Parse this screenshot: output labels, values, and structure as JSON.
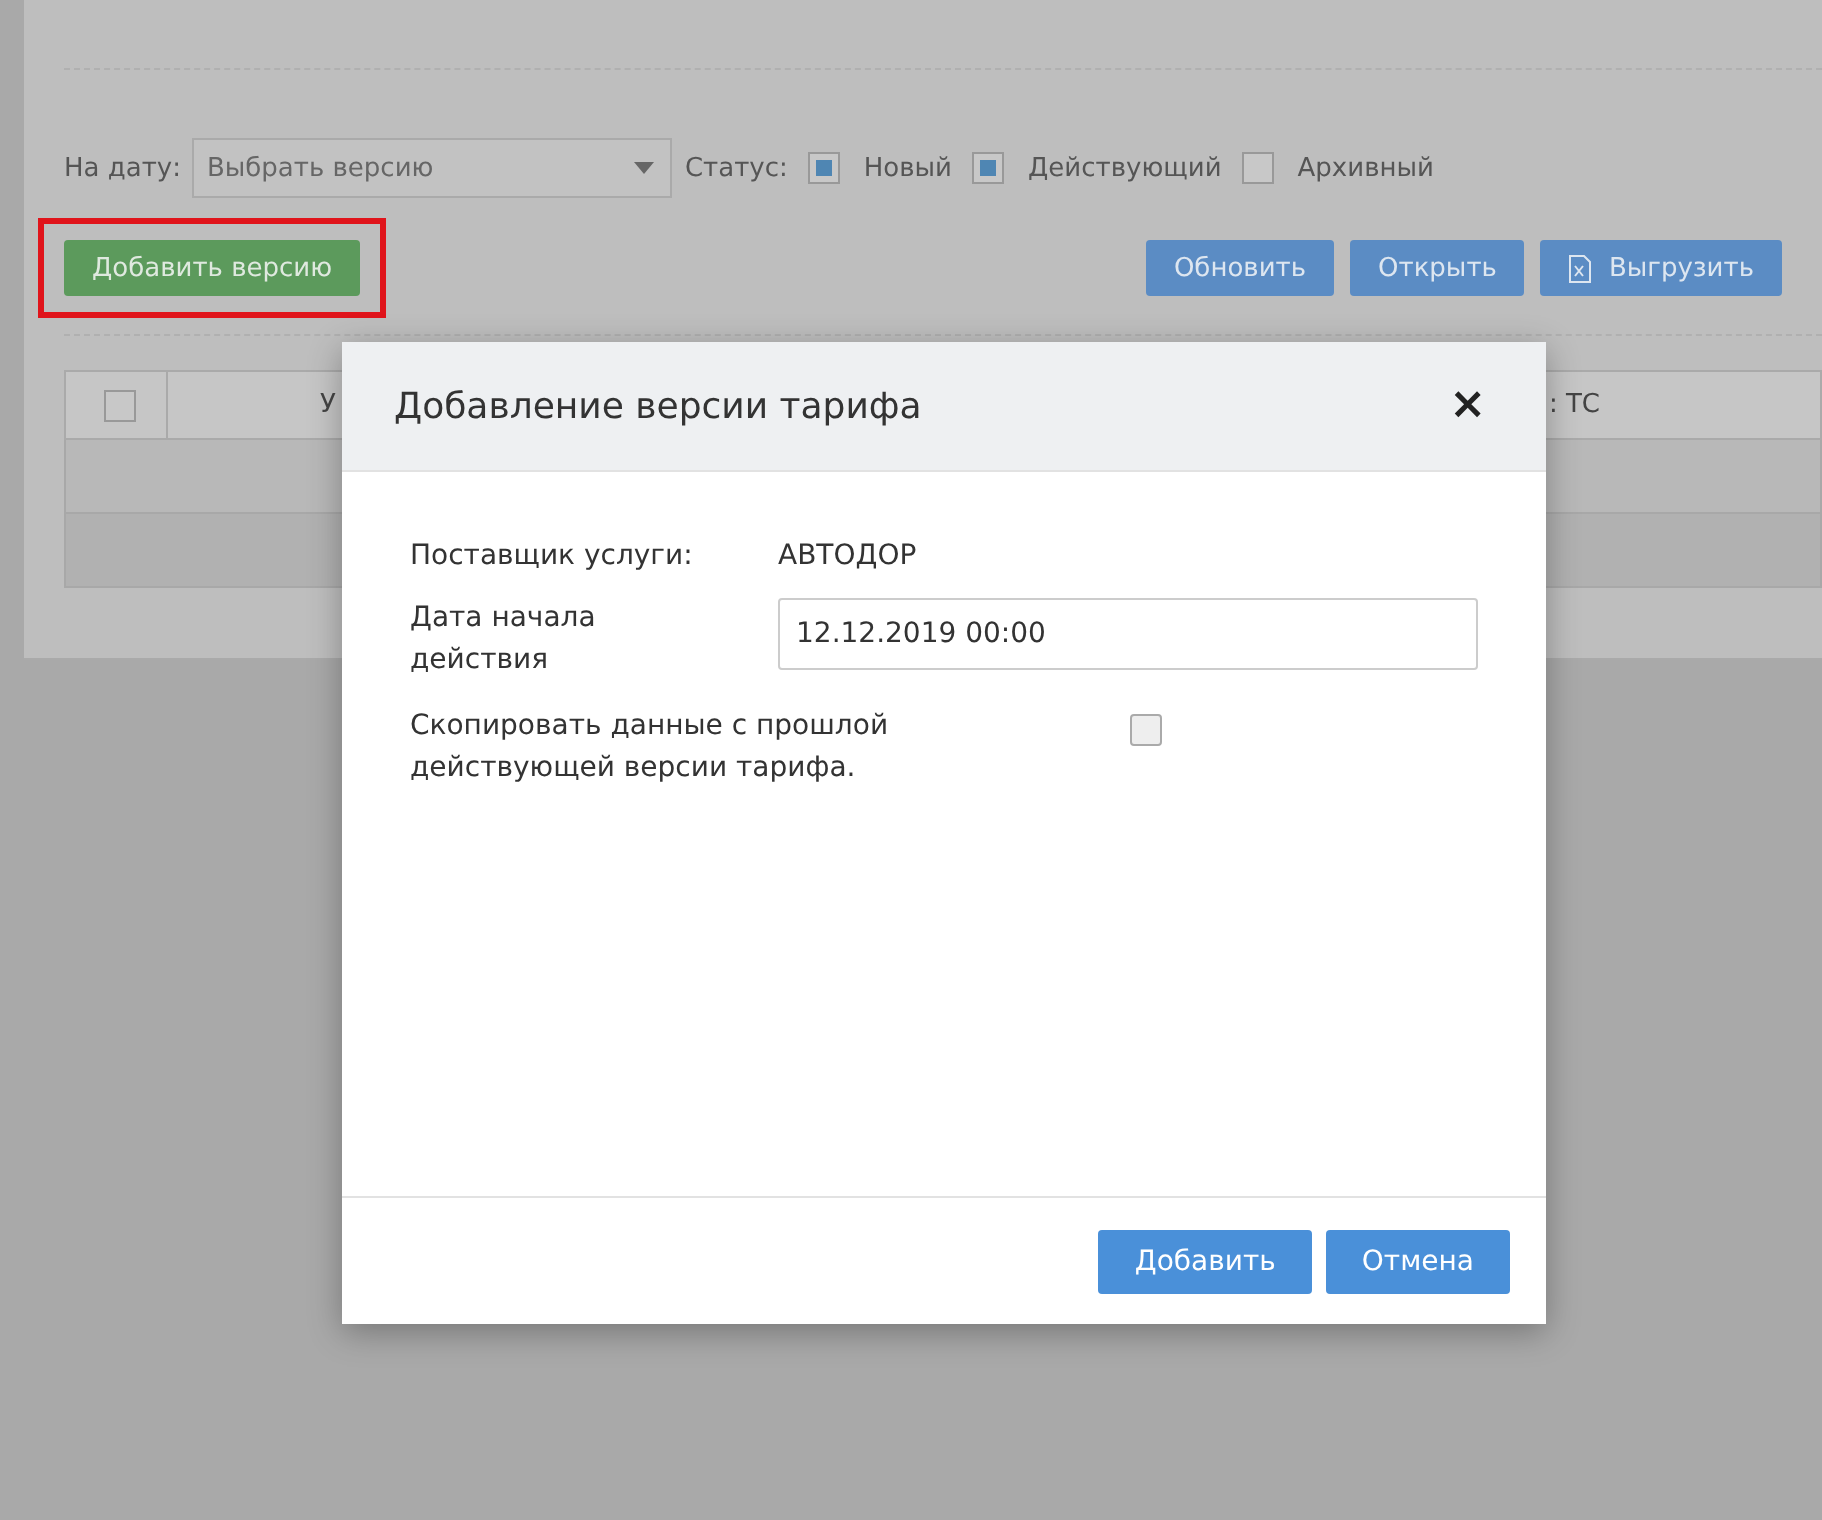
{
  "filters": {
    "date_label": "На дату:",
    "date_select": {
      "placeholder": "Выбрать версию"
    },
    "status_label": "Статус:",
    "statuses": [
      {
        "label": "Новый",
        "checked": true
      },
      {
        "label": "Действующий",
        "checked": true
      },
      {
        "label": "Архивный",
        "checked": false
      }
    ]
  },
  "toolbar": {
    "add_button": {
      "label": "Добавить версию",
      "highlighted": true
    },
    "buttons": [
      {
        "label": "Обновить",
        "kind": "plain"
      },
      {
        "label": "Открыть",
        "kind": "plain"
      },
      {
        "label": "Выгрузить",
        "kind": "export"
      }
    ]
  },
  "table": {
    "header_checked": false,
    "columns": [
      "У",
      ": ТС"
    ]
  },
  "dialog": {
    "title": "Добавление версии тарифа",
    "close": "×",
    "fields": [
      {
        "kind": "text",
        "label": "Поставщик услуги:",
        "value": "АВТОДОР"
      },
      {
        "kind": "input",
        "label": "Дата начала действия",
        "value": "12.12.2019 00:00"
      },
      {
        "kind": "checkbox",
        "label": "Скопировать данные с прошлой действующей версии тарифа.",
        "checked": false
      }
    ],
    "buttons": [
      {
        "label": "Добавить",
        "kind": "primary"
      },
      {
        "label": "Отмена",
        "kind": "primary"
      }
    ]
  }
}
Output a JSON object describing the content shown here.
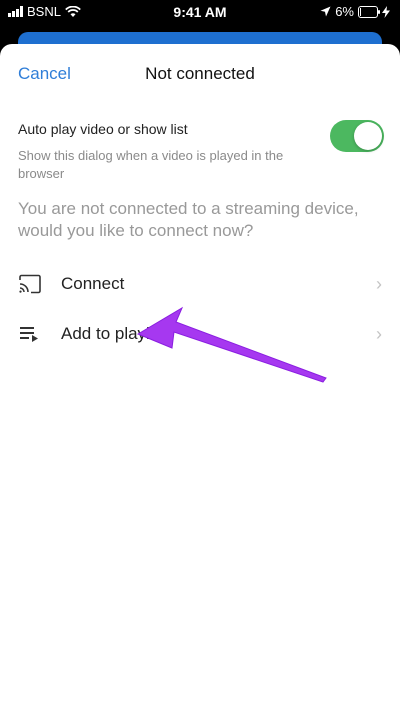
{
  "status_bar": {
    "carrier": "BSNL",
    "time": "9:41 AM",
    "battery": "6%",
    "battery_level": 0.06
  },
  "dialog": {
    "cancel_label": "Cancel",
    "title": "Not connected",
    "setting": {
      "title": "Auto play video or show list",
      "subtitle": "Show this dialog when a video is played in the browser",
      "toggle_on": true
    },
    "prompt": "You are not connected to a streaming device, would you like to connect now?",
    "options": [
      {
        "label": "Connect",
        "icon": "cast-icon"
      },
      {
        "label": "Add to playlist",
        "icon": "playlist-add-icon"
      }
    ]
  },
  "colors": {
    "accent": "#2f7ed8",
    "toggle_on": "#4cb860",
    "annotation_arrow": "#a638f0"
  }
}
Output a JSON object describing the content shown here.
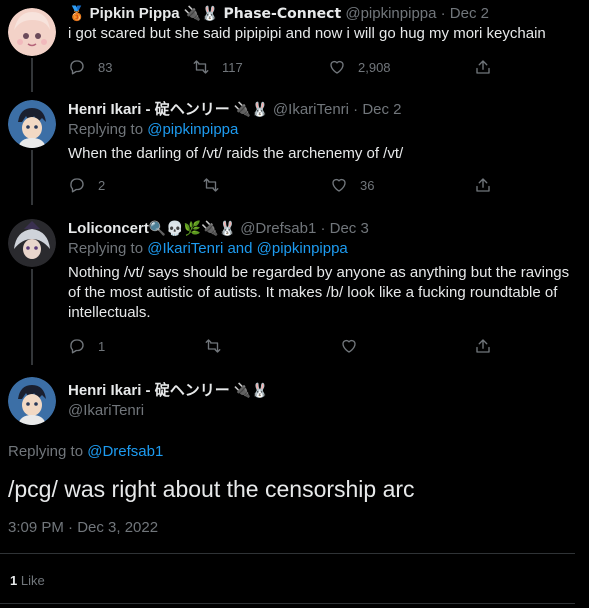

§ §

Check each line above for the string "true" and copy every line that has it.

        "checked": true
        "checked": true
      "highlighted": true
      "toggle_on": true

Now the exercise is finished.